Mentorship and Funding Award Supports Up-and-Coming Researchers
For researchers early in their careers, it’s not just funding that matters—mentorship is also critical for success.
Dr. Dan Morgan has been studying cannabinoid signaling in the brain. Dr. Greg Lewis recently developed simulation software for fracture surgeries. Dr. Joslyn Kirby investigated bundled payments for management of a skin condition. These three Penn State College of Medicine doctors received guidance from senior researchers, along with $200,000 to fund their research, through the College’s Junior Faculty Research Scholar Awards program.
The program, launched in 2011, provides support to early-stage investigators in basic, clinical, and translational science research.
“It’s a way for us to jump start the research programs and career development of researchers here,” says program co-director Dr. Sarah Bronson, who is also director of Research Development and Interdisciplinary Research and co-director of the Junior Faculty Development Program. “We put equal weight on funding the scholar’s research program and recognizing a career and development plan that is going to make that research program happen.”
To that end, applicants don’t just propose the research they want to do. They also submit mentorship “dream team”—at least three experienced investigators who will provide advice and assistance in developing and executing a research proposal and a career development plan.
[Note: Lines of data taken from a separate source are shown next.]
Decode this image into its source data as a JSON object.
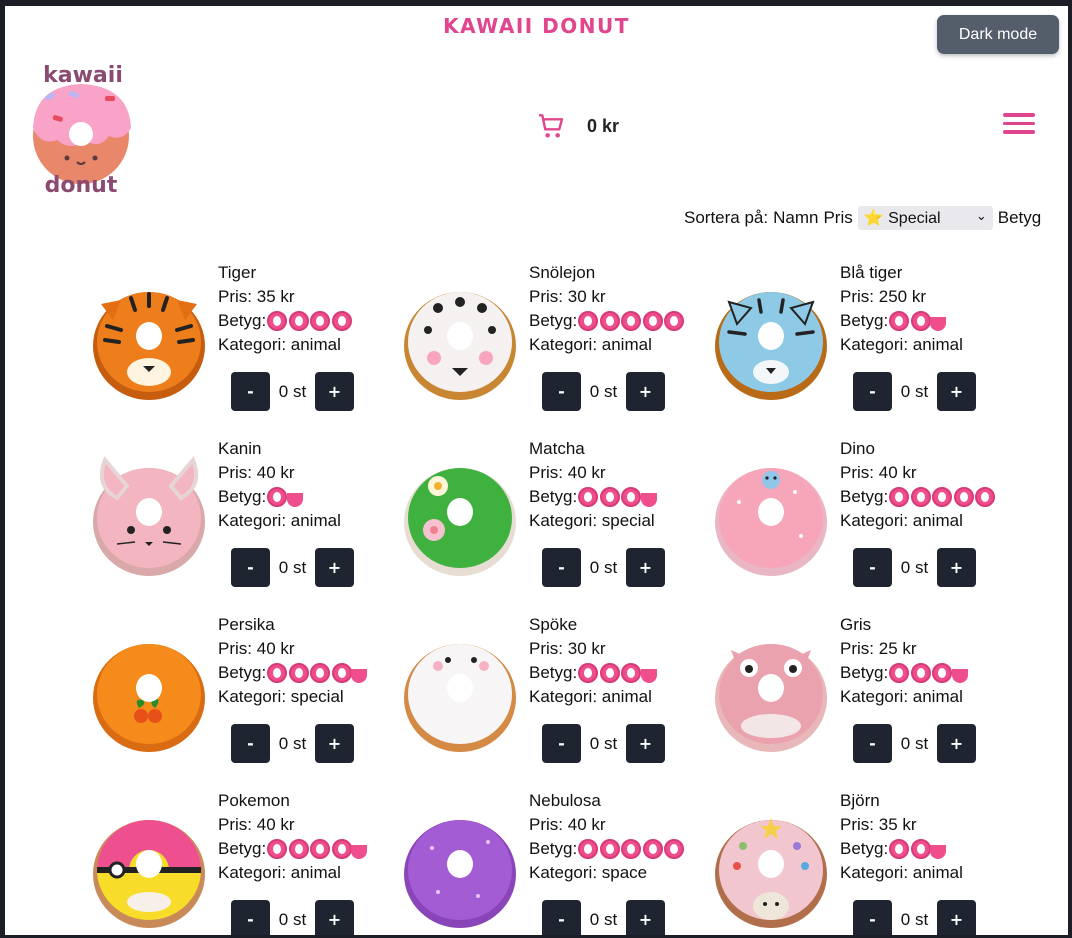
{
  "header": {
    "title": "KAWAII DONUT",
    "dark_mode_label": "Dark mode",
    "cart_total": "0 kr",
    "logo_text_top": "kawaii",
    "logo_text_bottom": "donut"
  },
  "sort": {
    "label": "Sortera på:",
    "option_name": "Namn",
    "option_price": "Pris",
    "selected_category": "⭐ Special",
    "option_rating": "Betyg"
  },
  "labels": {
    "price_prefix": "Pris: ",
    "rating_prefix": "Betyg:",
    "category_prefix": "Kategori: ",
    "minus": "-",
    "plus": "+"
  },
  "products": [
    {
      "name": "Tiger",
      "price": "35 kr",
      "rating": 4,
      "category": "animal",
      "qty": "0 st",
      "icon": "tiger-donut"
    },
    {
      "name": "Snölejon",
      "price": "30 kr",
      "rating": 5,
      "category": "animal",
      "qty": "0 st",
      "icon": "snow-lion-donut"
    },
    {
      "name": "Blå tiger",
      "price": "250 kr",
      "rating": 2.5,
      "category": "animal",
      "qty": "0 st",
      "icon": "blue-tiger-donut"
    },
    {
      "name": "Kanin",
      "price": "40 kr",
      "rating": 1.5,
      "category": "animal",
      "qty": "0 st",
      "icon": "rabbit-donut"
    },
    {
      "name": "Matcha",
      "price": "40 kr",
      "rating": 3.5,
      "category": "special",
      "qty": "0 st",
      "icon": "matcha-donut"
    },
    {
      "name": "Dino",
      "price": "40 kr",
      "rating": 5,
      "category": "animal",
      "qty": "0 st",
      "icon": "dino-donut"
    },
    {
      "name": "Persika",
      "price": "40 kr",
      "rating": 4.5,
      "category": "special",
      "qty": "0 st",
      "icon": "peach-donut"
    },
    {
      "name": "Spöke",
      "price": "30 kr",
      "rating": 3.5,
      "category": "animal",
      "qty": "0 st",
      "icon": "ghost-donut"
    },
    {
      "name": "Gris",
      "price": "25 kr",
      "rating": 3.5,
      "category": "animal",
      "qty": "0 st",
      "icon": "pig-donut"
    },
    {
      "name": "Pokemon",
      "price": "40 kr",
      "rating": 4.5,
      "category": "animal",
      "qty": "0 st",
      "icon": "pokemon-donut"
    },
    {
      "name": "Nebulosa",
      "price": "40 kr",
      "rating": 5,
      "category": "space",
      "qty": "0 st",
      "icon": "nebula-donut"
    },
    {
      "name": "Björn",
      "price": "35 kr",
      "rating": 2.5,
      "category": "animal",
      "qty": "0 st",
      "icon": "bear-donut"
    }
  ],
  "colors": {
    "accent": "#e0458e",
    "button": "#1e2530",
    "dark_mode_button": "#545d6a"
  }
}
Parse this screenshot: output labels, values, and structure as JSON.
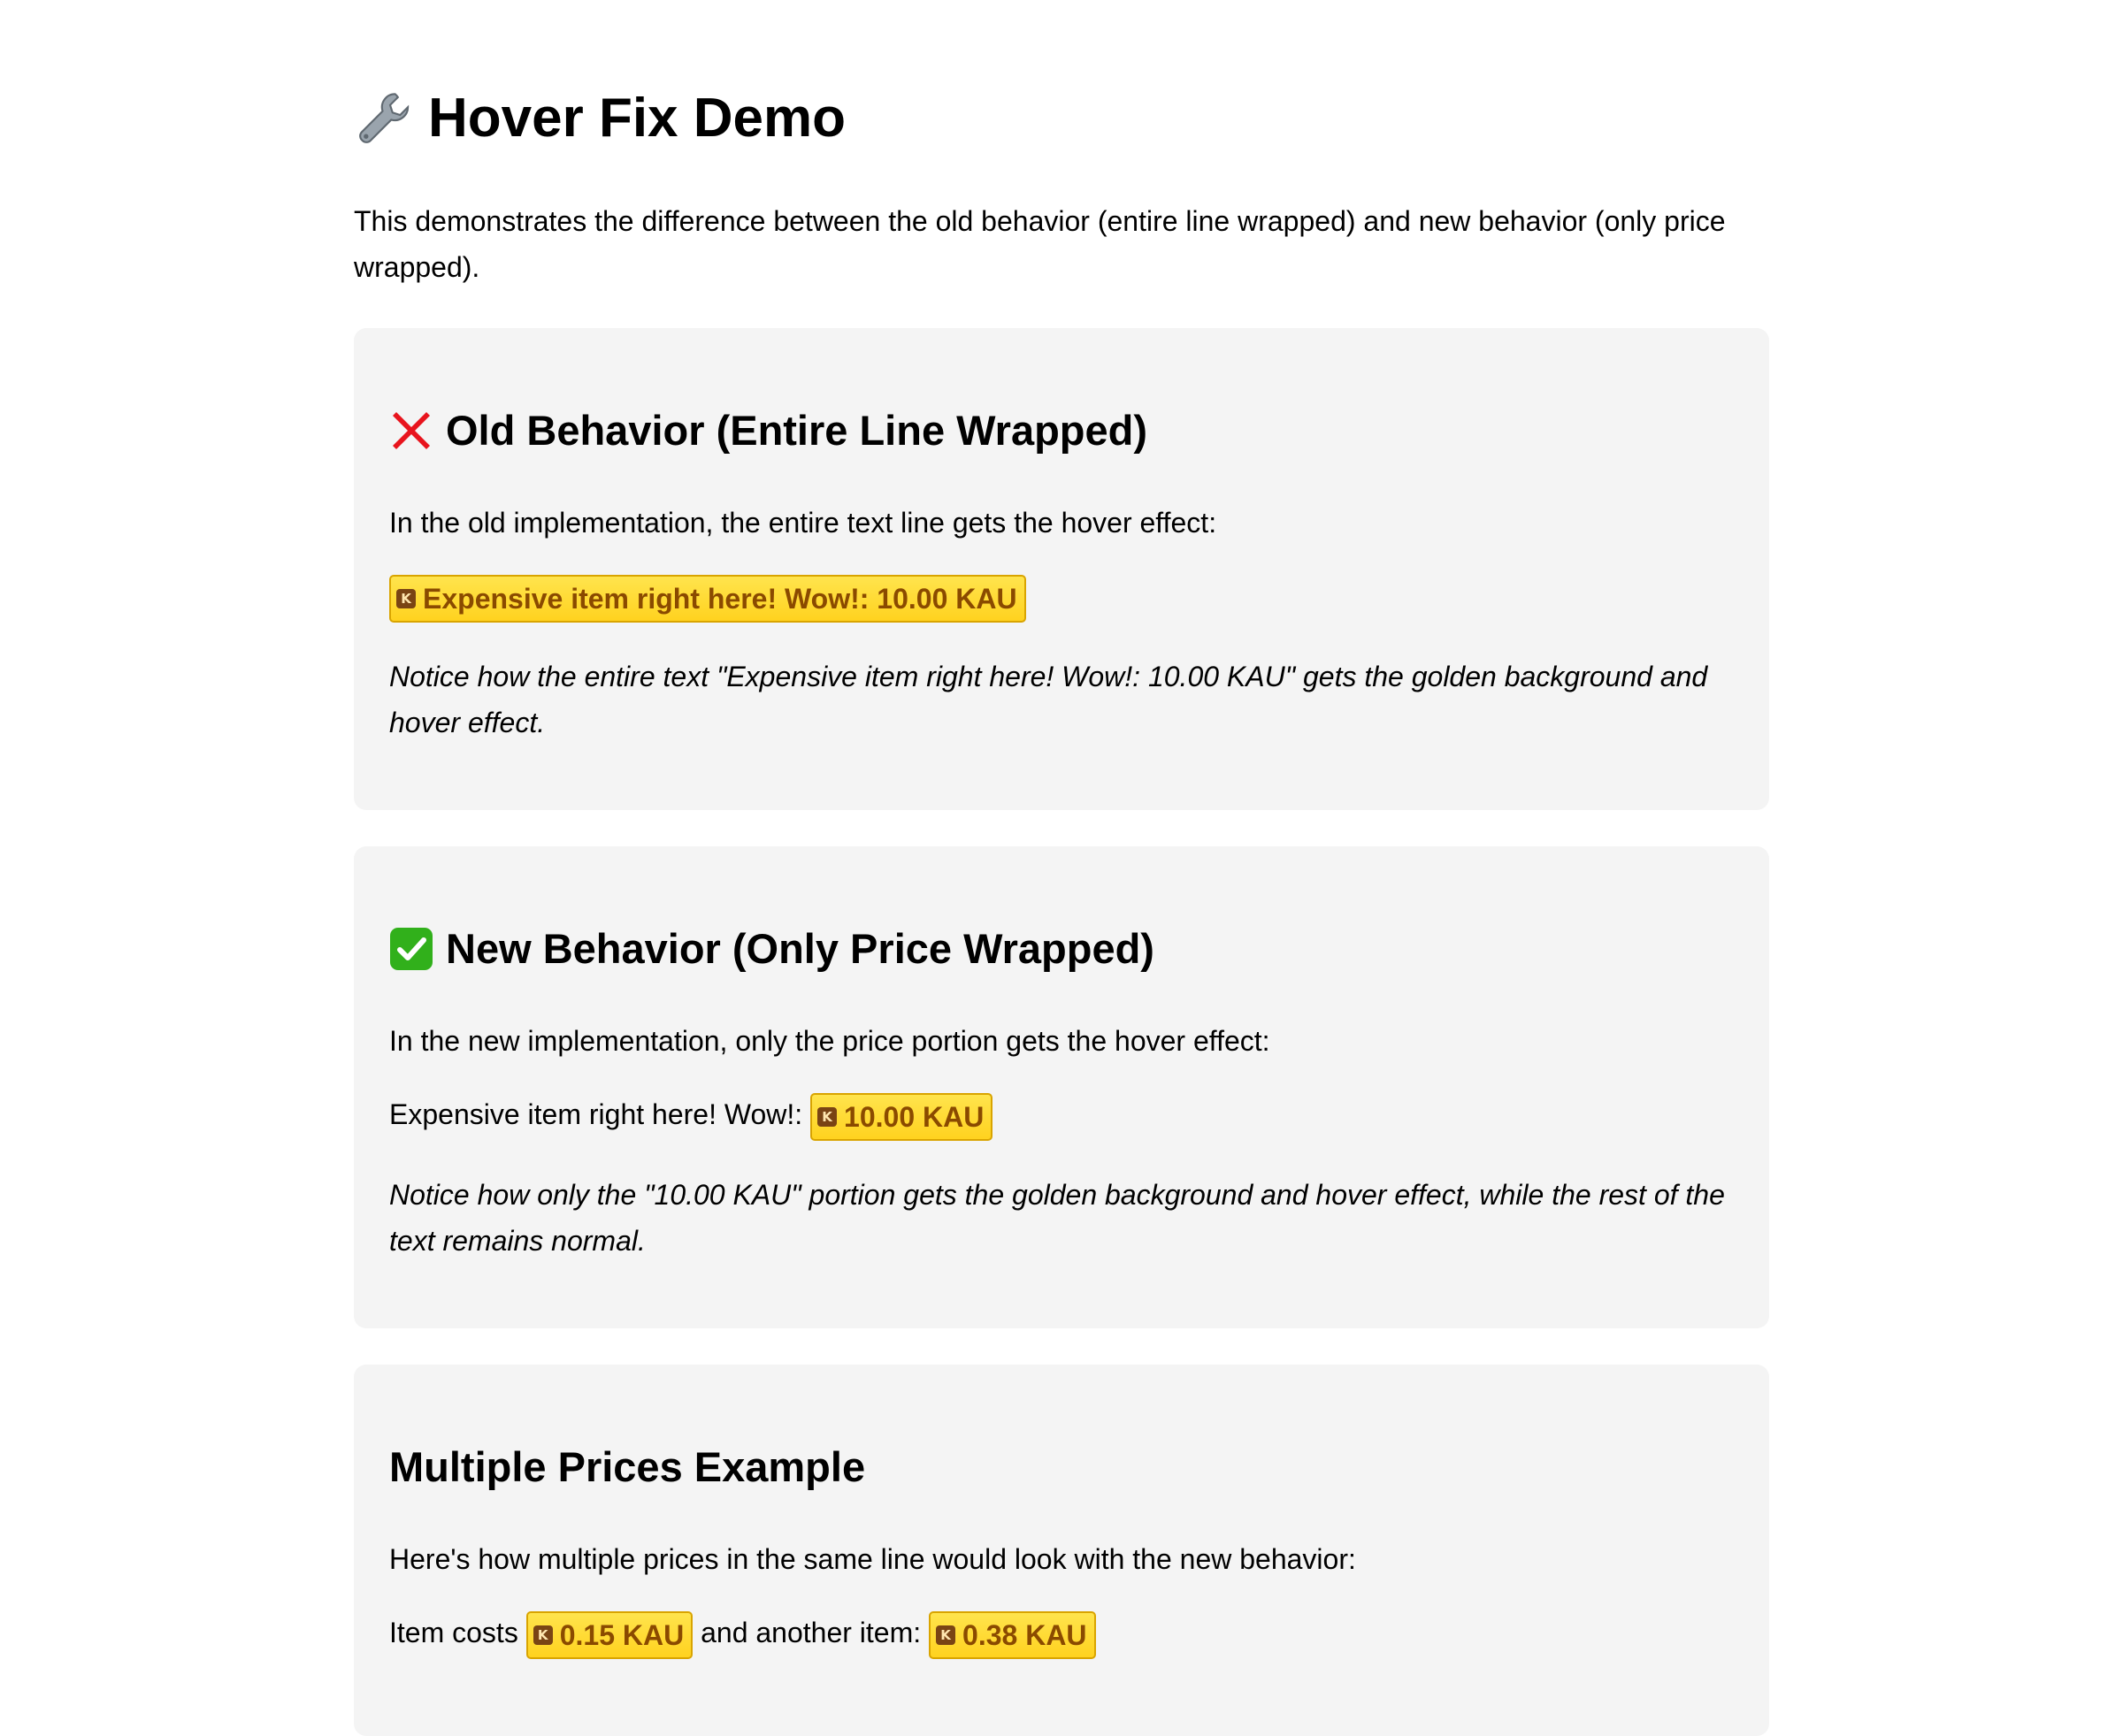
{
  "page": {
    "title": "Hover Fix Demo",
    "title_icon": "wrench-icon",
    "intro": "This demonstrates the difference between the old behavior (entire line wrapped) and new behavior (only price wrapped)."
  },
  "colors": {
    "price_bg": "#ffd21f",
    "price_border": "#d9a400",
    "price_text": "#8a4a00",
    "section_bg": "#f4f4f4",
    "cross": "#e8141d",
    "check": "#31b01b"
  },
  "old_section": {
    "icon": "red-cross-icon",
    "heading": "Old Behavior (Entire Line Wrapped)",
    "description": "In the old implementation, the entire text line gets the hover effect:",
    "price_line": "Expensive item right here! Wow!: 10.00 KAU",
    "note": "Notice how the entire text \"Expensive item right here! Wow!: 10.00 KAU\" gets the golden background and hover effect."
  },
  "new_section": {
    "icon": "green-check-icon",
    "heading": "New Behavior (Only Price Wrapped)",
    "description": "In the new implementation, only the price portion gets the hover effect:",
    "item_text": "Expensive item right here! Wow!:",
    "price": "10.00 KAU",
    "note": "Notice how only the \"10.00 KAU\" portion gets the golden background and hover effect, while the rest of the text remains normal."
  },
  "multi_section": {
    "heading": "Multiple Prices Example",
    "description": "Here's how multiple prices in the same line would look with the new behavior:",
    "text_before": "Item costs",
    "price_1": "0.15 KAU",
    "text_between": "and another item:",
    "price_2": "0.38 KAU"
  },
  "k_icon_letter": "K"
}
The mentoring team meets with the scholar a minimum of once every six months.
Each scholar’s award is named to honor the contributions of senior investigators at Penn State Hershey who made a difference through their own research and through the mentoring of colleagues and trainees.
“We consider the program a success if a scholar publishes journal articles, wins additional funding, is promoted or obtains tenure,” Bronson says.
Scholars have been appointed every two years, with the last group named in 2013. Starting this year, awardees will be chosen yearly instead of every two years.
“We had so many excellent applications this year, there is definitely a need for this program,” Bronson says.
Morgan, Lewis and Kirby, the 2013 scholars, are wrapping up their award-period now.
Morgan is an assistant professor of anesthesiology. His work examines the question of whether “overactive” cannabinoid signaling plays a role in drug and food addiction. He’s also looking at how mice develop tolerance to THC, the main psychoactive and pain-relieving component in marijuana.
“With support from the JFRSA, I was able to participate in and present my research at the Cold Spring Harbor Laboratory/National Institute on Drug Abuse week-long course on the ‘Cellular Biology of Addiction’ last summer,” he says. “The award also enabled me to present my work at the Society for Neuroscience annual meeting, the American College of Neuropsychopharmacology annual meeting and the annual Winter Conference on Brain Research.”
Dr. Morgan anticipates that he will publish five peer-reviewed articles on his JFRSA-funded research. There will likely be more papers to come. He has secured additional grant funding from the National Institute on Drug Abuse.
Lewis is an assistant professor of orthopaedics and rehabilitation. His research involves developing new simulation software for fracture fixation surgery, a common and costly hospital procedure where implants are used to fix bones. Lewis’s simulation lets doctors and trainees work on hypothetical patient cases. They try different fracture fixation options in a safe virtual environment. The software even predicts the outcome and cost associated with each option.
“The Junior Faculty Research Scholar program helped provide necessary resources to develop and test this technology, and to develop a multidisciplinary team with expertise in orthopaedic trauma, simulation and education,” Lewis says.
He’s now developing human‐computer interfaces that will help surgeons identify the optimal surgery for a particular patient.
Kirby is an associate professor of dermatology. She’s looking at different payment models for treating actinic keratosis (AK), a skin disorder caused by UV light-exposure that can lead to cancer. Bundling services into one flat fee instead of paying for each service separately could result in improved access to care and lower costs, and could encourage innovations in patient care. With a few months remaining in her award period, Kirby is implementing one of the eight versions of a bundled payment for AK. She also performed a review and rating of the guidelines that make recommendations for AK management, which she presented at this year’s Society for Investigative Dermatology Annual Meeting.
“I hope that the results of my research will improve AK care and change how treatment is delivered,” Kirby says. “For me, this grant has opened new avenues of research and exposed me to experienced researchers who acted as mentors. Most importantly, this experience has reinforced my desire to continue to perform research and to use this research to positively impact the patients that I, and my colleagues, see in clinic on a daily basis.”
The Next Group
Out of 27 applicants, three new awardees were named this year:
Andrew Foy, assistant professor of medicine and public health sciences, will look for ways to reduce unnecessary testing of low-risk chest pain.
Nicholas Buchkovich, assistant professor of microbiology and immunology, will investigate how an infectious virus called human cytomegalovirus (HCMV) replicates.
Milena Bogunovic, assistant professor of microbiology and immunology, will research the role of immune cells in the GI tract.
- Jennifer Abbasi